______________________________________ Roller mill 200 .times. 390 mm Temperature 45-55.degree. C. Friction 1:1.4 (24:34 revs per min). ______________________________________
Before mixing is begun, the roll mill which is adjusted to a temperature of 30.degree. C. is heated to the above mentioned lower limit of the operating temperature by means of rubber waste.
______________________________________ Test Mixture. Components of Mixture ______________________________________ Polychloroprene 100.00 g Stearic acid 0.50 g Magnesium oxide 4.00 g Phenyl-.beta.-naphthylamine 2.00 g Carbon black N-762 30.00 g Zinc oxide 5.00 g Ethylene thiourea 0.50 g 142.00 g ______________________________________
The mixing sequence and times conform to the data given. After a mixing time of 13 minutes, incisions are made in the rolled sheet on alternate sides (3 times on the left and 3 times on the right) for one minute while the sheet is worked and the sheet is then drawn 6 times through a roller nip of 0.8 mm within a further 2 minutes so that the total mixing time is 16 min.
The mixture is then stored for 15 hours until vulcanisation is carried out.
Temperature: =150.degree. C.
Time: =40 min.
The compression set is determined according to DIN 53 517 at 0 and -10.degree.
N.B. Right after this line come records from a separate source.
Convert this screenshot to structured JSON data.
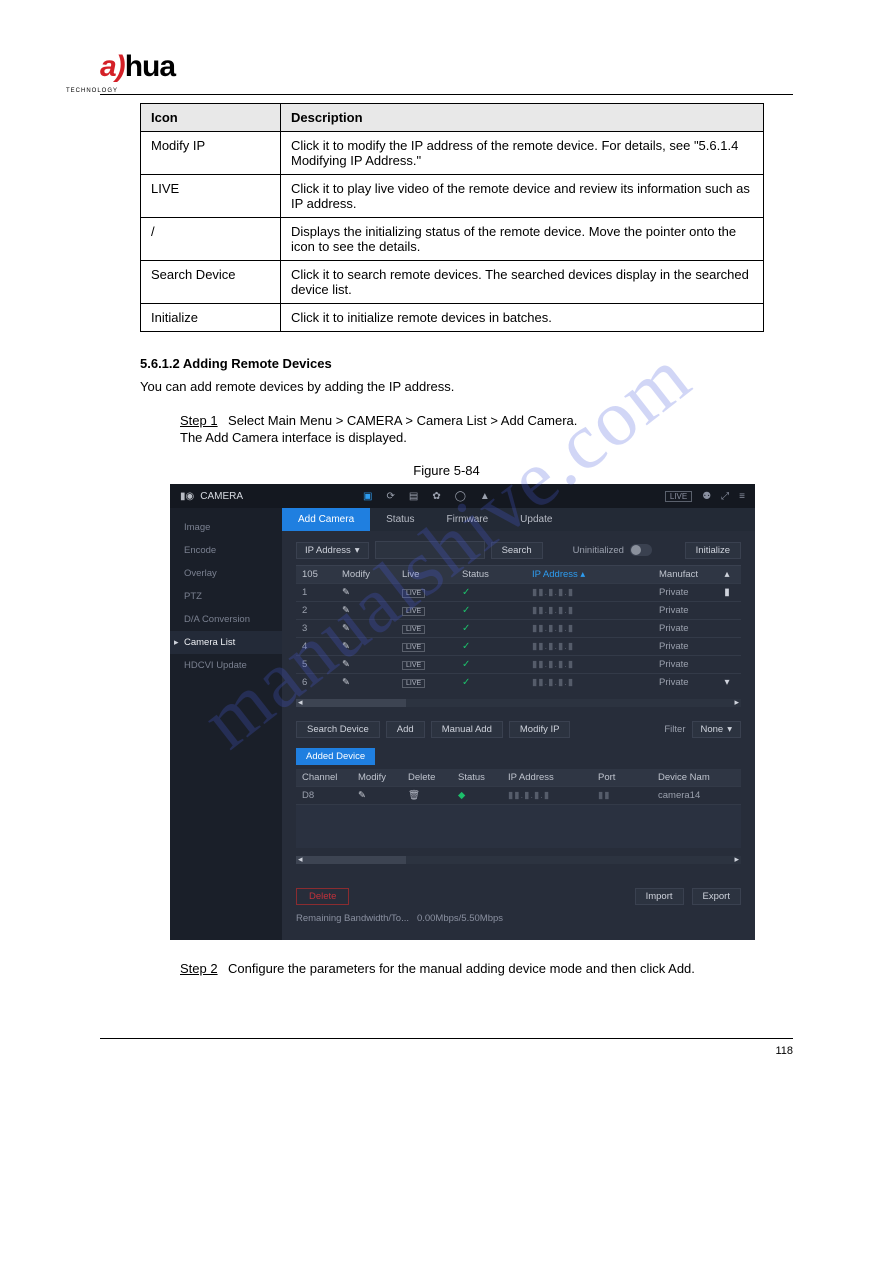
{
  "logo": {
    "part1": "a)",
    "part2": "hua",
    "sub": "TECHNOLOGY"
  },
  "table": {
    "headers": [
      "Icon",
      "Description"
    ],
    "rows": [
      {
        "icon": "Modify IP",
        "desc": "Click it to modify the IP address of the remote device. For details, see \"5.6.1.4 Modifying IP Address.\""
      },
      {
        "icon": "LIVE",
        "desc": "Click it to play live video of the remote device and review its information such as IP address."
      },
      {
        "icon": " / ",
        "desc": "Displays the initializing status of the remote device. Move the pointer onto the icon to see the details."
      },
      {
        "icon": "Search Device",
        "desc": "Click it to search remote devices. The searched devices display in the searched device list."
      },
      {
        "icon": "Initialize",
        "desc": "Click it to initialize remote devices in batches."
      }
    ]
  },
  "section": {
    "title": "5.6.1.2 Adding Remote Devices",
    "desc": "You can add remote devices by adding the IP address.",
    "step1_label": "Step 1",
    "step1_text": "Select Main Menu > CAMERA > Camera List > Add Camera.",
    "step1_result": "The Add Camera interface is displayed.",
    "figure_caption": "Figure 5-84",
    "step2_label": "Step 2",
    "step2_text": "Configure the parameters for the manual adding device mode and then click Add."
  },
  "shot": {
    "title": "CAMERA",
    "header_right": {
      "live": "LIVE"
    },
    "sidebar": [
      "Image",
      "Encode",
      "Overlay",
      "PTZ",
      "D/A Conversion",
      "Camera List",
      "HDCVI Update"
    ],
    "sidebar_active_index": 5,
    "tabs": [
      "Add Camera",
      "Status",
      "Firmware",
      "Update"
    ],
    "tabs_active_index": 0,
    "search_row": {
      "select_label": "IP Address",
      "search_btn": "Search",
      "uninit_label": "Uninitialized",
      "init_btn": "Initialize"
    },
    "grid_headers": [
      "105",
      "Modify",
      "Live",
      "Status",
      "IP Address",
      "Manufact"
    ],
    "grid_rows": [
      {
        "n": "1",
        "mfr": "Private"
      },
      {
        "n": "2",
        "mfr": "Private"
      },
      {
        "n": "3",
        "mfr": "Private"
      },
      {
        "n": "4",
        "mfr": "Private"
      },
      {
        "n": "5",
        "mfr": "Private"
      },
      {
        "n": "6",
        "mfr": "Private"
      }
    ],
    "btn_row": {
      "search_device": "Search Device",
      "add": "Add",
      "manual_add": "Manual Add",
      "modify_ip": "Modify IP",
      "filter_label": "Filter",
      "filter_value": "None"
    },
    "added_tab": "Added Device",
    "grid2_headers": [
      "Channel",
      "Modify",
      "Delete",
      "Status",
      "IP Address",
      "Port",
      "Device Nam"
    ],
    "grid2_row": {
      "channel": "D8",
      "devname": "camera14"
    },
    "bottom": {
      "delete": "Delete",
      "import": "Import",
      "export": "Export",
      "bw": "Remaining Bandwidth/To...",
      "bw_val": "0.00Mbps/5.50Mbps"
    }
  },
  "watermark": "manualshive.com",
  "footer": "118"
}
C.
The test procedure according to this standard serves to determine the behavior of elastomers at low temperatures under constant pressure deformation.
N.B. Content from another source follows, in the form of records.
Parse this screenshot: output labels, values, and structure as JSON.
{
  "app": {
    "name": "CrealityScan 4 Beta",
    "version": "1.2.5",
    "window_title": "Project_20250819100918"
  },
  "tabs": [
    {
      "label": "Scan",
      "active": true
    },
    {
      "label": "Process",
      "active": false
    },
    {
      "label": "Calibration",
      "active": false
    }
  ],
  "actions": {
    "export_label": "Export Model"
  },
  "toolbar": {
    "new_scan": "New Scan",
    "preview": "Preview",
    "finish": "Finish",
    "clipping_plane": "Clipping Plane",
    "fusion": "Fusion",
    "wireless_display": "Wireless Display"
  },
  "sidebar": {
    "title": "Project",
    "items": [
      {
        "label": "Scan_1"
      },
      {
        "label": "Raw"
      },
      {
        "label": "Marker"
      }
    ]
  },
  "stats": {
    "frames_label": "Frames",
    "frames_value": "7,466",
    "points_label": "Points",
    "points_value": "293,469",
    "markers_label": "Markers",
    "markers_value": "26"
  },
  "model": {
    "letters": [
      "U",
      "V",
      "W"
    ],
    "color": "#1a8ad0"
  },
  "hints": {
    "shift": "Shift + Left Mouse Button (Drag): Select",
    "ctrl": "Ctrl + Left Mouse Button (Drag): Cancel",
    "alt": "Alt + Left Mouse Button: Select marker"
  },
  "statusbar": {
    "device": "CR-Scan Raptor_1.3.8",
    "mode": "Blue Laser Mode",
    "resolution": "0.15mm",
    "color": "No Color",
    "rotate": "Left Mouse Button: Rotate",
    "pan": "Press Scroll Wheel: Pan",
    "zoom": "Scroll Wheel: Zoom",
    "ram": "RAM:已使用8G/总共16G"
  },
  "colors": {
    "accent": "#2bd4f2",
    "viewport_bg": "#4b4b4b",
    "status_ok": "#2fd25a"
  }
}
The compression set CS under constant deformation shows what proportion of deformation of a sample body has remained at a given moment in time after the release of pressure, based on the compression.
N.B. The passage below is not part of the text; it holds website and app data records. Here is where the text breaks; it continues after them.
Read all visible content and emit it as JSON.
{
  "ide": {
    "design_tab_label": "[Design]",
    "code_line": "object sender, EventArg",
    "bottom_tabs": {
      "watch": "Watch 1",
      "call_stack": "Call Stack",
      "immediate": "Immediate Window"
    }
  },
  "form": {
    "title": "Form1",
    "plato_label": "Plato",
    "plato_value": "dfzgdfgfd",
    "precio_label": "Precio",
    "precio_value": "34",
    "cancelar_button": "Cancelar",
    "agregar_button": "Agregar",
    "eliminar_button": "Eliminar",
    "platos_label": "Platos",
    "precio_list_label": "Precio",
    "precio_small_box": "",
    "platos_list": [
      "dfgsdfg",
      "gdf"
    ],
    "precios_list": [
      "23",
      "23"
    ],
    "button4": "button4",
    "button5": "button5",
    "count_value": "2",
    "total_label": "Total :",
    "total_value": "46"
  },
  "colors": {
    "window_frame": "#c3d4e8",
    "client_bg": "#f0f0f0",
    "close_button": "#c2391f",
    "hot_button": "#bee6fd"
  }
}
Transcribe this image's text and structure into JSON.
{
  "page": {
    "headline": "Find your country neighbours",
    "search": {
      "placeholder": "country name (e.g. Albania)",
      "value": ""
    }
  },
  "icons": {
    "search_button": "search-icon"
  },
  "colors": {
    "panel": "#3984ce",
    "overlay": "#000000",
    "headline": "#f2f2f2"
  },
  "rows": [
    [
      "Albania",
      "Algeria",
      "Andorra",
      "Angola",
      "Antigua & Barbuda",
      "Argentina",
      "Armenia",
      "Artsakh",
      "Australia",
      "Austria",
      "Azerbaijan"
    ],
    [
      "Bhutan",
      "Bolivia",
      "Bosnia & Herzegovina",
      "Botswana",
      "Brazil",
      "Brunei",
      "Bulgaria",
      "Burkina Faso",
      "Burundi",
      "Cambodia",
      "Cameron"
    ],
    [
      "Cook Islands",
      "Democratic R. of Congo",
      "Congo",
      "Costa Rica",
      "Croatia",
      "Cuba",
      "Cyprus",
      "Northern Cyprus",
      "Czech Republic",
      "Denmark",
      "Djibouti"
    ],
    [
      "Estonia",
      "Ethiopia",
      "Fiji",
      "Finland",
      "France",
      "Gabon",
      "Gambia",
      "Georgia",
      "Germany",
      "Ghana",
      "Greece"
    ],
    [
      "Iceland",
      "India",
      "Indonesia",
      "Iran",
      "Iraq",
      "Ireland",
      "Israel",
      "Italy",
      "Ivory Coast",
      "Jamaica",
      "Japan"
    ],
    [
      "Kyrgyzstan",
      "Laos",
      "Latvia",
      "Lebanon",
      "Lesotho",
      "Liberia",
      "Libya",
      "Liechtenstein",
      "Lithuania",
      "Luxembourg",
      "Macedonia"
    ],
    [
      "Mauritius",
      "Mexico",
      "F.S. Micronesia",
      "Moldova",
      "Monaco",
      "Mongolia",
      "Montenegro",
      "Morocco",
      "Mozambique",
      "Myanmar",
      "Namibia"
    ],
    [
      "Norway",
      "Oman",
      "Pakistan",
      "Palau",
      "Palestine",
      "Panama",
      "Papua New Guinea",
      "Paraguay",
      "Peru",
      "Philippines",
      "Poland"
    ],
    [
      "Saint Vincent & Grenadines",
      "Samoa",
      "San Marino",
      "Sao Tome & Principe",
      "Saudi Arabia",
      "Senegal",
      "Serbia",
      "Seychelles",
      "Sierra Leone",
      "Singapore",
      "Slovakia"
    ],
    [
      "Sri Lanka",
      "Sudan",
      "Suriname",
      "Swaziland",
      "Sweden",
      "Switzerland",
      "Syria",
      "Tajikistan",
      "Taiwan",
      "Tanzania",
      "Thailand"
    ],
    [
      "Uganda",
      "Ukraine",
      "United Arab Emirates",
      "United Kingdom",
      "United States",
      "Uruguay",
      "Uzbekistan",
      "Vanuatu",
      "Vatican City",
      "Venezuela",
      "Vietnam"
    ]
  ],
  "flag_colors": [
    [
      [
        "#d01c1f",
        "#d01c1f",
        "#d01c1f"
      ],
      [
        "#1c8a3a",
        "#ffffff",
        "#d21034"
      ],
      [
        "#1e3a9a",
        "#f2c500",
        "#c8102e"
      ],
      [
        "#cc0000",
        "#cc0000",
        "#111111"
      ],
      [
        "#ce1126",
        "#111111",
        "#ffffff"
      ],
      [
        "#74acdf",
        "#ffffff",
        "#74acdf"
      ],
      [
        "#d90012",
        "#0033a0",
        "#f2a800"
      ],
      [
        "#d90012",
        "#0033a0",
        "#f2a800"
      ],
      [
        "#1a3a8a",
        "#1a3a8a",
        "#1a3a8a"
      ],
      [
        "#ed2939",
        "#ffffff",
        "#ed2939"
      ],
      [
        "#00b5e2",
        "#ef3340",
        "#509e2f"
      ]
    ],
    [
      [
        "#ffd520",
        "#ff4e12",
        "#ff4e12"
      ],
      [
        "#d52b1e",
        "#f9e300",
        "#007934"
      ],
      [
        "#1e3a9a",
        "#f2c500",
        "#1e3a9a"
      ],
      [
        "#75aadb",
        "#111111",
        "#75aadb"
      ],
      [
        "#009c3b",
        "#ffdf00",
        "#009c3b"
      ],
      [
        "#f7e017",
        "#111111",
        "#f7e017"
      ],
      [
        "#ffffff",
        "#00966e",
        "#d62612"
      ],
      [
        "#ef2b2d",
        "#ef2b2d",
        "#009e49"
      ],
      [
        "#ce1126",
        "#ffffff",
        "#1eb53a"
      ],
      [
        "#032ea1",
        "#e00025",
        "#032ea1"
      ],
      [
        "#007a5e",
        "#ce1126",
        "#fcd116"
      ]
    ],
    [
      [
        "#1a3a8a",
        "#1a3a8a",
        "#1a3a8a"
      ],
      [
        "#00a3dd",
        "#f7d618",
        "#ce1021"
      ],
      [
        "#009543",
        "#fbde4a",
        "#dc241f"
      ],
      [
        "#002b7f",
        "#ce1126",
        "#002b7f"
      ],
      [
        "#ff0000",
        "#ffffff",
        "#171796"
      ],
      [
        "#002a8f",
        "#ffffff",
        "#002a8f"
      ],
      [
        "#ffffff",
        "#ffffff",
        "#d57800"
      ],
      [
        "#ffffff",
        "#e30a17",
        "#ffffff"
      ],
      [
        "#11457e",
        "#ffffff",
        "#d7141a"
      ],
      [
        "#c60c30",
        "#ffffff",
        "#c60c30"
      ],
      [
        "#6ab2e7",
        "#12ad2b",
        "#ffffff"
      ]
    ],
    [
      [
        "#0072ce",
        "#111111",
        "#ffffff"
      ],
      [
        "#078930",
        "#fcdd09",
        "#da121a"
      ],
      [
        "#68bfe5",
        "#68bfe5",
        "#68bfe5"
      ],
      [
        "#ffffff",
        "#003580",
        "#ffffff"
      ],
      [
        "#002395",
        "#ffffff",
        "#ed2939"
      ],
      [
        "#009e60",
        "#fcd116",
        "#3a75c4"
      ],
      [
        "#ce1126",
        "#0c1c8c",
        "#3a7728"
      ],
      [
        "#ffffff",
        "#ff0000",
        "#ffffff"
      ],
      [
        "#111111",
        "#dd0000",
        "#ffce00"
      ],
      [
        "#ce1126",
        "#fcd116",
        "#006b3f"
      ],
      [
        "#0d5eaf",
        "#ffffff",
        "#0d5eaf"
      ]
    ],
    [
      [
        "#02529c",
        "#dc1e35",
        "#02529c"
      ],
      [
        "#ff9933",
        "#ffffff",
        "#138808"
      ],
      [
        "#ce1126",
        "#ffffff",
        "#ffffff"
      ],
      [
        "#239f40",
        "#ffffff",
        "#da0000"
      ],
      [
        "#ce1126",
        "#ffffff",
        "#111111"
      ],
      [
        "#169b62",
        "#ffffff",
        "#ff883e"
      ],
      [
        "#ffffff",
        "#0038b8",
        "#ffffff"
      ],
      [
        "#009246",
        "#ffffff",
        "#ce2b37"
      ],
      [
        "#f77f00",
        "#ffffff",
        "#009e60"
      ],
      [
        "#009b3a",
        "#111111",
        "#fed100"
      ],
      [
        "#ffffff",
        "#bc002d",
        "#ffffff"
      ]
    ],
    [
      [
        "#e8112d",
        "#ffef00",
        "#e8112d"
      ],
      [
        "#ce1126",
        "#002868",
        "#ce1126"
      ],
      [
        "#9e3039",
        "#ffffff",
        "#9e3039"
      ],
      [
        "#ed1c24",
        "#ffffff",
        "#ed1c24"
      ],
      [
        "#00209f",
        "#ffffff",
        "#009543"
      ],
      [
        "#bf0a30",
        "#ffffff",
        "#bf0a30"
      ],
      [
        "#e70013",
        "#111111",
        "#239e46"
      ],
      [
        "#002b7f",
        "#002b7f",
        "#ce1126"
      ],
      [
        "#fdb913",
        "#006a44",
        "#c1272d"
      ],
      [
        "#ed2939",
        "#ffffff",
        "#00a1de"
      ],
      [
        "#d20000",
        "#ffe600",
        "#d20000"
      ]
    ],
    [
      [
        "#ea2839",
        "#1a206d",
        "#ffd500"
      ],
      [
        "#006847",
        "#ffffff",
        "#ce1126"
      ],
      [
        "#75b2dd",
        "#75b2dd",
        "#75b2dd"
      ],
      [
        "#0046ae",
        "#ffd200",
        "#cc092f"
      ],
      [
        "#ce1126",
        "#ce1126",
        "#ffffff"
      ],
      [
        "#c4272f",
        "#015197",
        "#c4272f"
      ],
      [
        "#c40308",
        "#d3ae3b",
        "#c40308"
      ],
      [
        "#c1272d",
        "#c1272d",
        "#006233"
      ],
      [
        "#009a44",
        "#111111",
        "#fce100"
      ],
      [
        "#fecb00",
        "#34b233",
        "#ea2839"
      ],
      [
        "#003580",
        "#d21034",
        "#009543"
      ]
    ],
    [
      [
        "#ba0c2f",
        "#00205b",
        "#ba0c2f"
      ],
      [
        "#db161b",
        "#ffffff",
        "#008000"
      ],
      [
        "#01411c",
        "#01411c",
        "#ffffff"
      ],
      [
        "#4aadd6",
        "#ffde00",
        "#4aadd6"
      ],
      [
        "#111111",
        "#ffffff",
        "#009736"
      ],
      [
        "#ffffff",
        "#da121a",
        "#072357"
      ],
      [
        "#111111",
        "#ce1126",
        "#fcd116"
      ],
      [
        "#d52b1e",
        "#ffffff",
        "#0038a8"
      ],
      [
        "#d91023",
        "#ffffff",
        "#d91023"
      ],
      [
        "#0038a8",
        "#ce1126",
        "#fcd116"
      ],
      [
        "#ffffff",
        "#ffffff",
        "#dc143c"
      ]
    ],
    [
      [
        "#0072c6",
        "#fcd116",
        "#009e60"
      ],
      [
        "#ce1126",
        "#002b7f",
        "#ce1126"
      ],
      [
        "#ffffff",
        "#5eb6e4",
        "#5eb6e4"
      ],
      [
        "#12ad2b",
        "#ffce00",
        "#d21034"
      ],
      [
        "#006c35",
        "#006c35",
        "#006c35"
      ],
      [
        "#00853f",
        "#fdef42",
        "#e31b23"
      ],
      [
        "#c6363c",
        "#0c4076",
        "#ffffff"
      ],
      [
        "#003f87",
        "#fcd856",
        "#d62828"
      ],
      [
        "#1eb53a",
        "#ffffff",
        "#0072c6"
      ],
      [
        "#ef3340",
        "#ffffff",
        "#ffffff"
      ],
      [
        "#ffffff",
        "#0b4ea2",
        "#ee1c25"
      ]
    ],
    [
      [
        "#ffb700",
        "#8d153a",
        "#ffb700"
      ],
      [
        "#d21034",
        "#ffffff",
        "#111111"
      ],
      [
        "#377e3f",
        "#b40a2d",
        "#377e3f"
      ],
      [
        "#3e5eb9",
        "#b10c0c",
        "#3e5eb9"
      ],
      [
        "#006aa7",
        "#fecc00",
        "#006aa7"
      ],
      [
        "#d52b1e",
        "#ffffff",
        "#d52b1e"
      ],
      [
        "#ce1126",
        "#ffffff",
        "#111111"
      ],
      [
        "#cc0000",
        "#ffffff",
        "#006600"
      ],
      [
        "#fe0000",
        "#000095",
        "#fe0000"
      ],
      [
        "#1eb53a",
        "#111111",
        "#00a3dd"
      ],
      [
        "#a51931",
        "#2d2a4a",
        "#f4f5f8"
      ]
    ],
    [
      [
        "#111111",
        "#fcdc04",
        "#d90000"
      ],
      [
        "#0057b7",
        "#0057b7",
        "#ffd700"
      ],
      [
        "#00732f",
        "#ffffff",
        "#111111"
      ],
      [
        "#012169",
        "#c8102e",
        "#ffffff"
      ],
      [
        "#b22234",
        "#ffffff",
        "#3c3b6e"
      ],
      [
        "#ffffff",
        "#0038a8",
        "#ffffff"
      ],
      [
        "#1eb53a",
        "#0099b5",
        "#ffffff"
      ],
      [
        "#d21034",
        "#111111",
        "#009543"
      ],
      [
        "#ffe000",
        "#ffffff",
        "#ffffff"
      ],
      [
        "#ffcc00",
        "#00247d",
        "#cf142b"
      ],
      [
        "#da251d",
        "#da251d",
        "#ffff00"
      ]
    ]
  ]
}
The CS is calculated in % in accordance with the following equation: ##EQU2## in which h.sub.0 denotes original height of sample,
h.sub.1 denotes height of sample in the deformed state and
h.sub.2 denotes the height of the sample after release of pressure for a given duration.
The polymers prepared according to the invention (Examples 14 to 16) show more favourable surface properties of the extrudates when compared with sol and sol-gel mixtures of the comparison examples and excellent low temperature properties of the vulcanizates.
1. Polychloroprene mixtures of
- (i) 20 to 90% by weight of sol polymer and
- (ii) 80 to 10% by weight of gel polymer, these percentages being based on the mixtures (i)+(ii), characterised in that the sol component (i) consists of a copolymer of
- (a) 82 to 97% by weight of chloroprene,
- (b) 3 to 12% by weight of 2.3-dichlorobutadiene, and
- (c) 0 to 6% by weight of other non-crosslinking monomer, these percentages being based on sol (i), and the gel component (ii) consists of a copolymer of
- (d) 86 to 97% by weight of chloroprene,
- (e) 3 to 10% by weight of 2.3-dichlorobutadiene and
- (f) 0 to 4% by weight of other non-crosslinking monomer, these percentages being based on the sum of non-crosslinking monomers of (ii), and
- X denotes ##STR6## n denotes a number from 1 to 10 and m denotes a number from 2 to 10
2. Polychloroprene mixtures according to claim 1 in which R.sup.1 and R.sup.2 denote methyl and X denotes CH.sub.2 --CH.sub.2 --O.
3. Polychloroprene mixtures according to claim 1 in which the comonomer (c) and/or (f) is 1-chloroprene.
4. Polychloroprene mixtures according to claim 1, characterised in that the gel polymer has a swelling index in toluene of at most 12.
5. Polychloroprene mixtures according to claim 1, characterised in that the raw material has a crystallization half life value at -10.degree. C. of at least 50 hours at a gel content of 40%.
|3876732||April 1975||Kitagawa et al.|
|3937659||February 10, 1976||Boldt|
|4000222||December 28, 1976||Mayer-Maden et al.|
|4035446||July 1977||Hoff, Jr.|
|4482676||November 13, 1984||Musch et al.|
|4485216||November 27, 1984||Musch et al.|
|4769407||September 6, 1988||Obrecht et al.|
Filed: Jan 8, 1990
Date of Patent: Jun 25, 1991
Assignee: Bayer Aktiengesellschaft (Leverkusen-Bayerwerk)
Inventors: Rudiger Musch (Bergisch Gladbach), Hans Magg (Kuerten), Werner Obrecht (Moers), Eberhard Muller (Dormagen)
Primary Examiner: Allan M. Lieberman
Law Firm: Connolly & Hutz
Application Number: 7/462,005
International Classification: C08L 1100;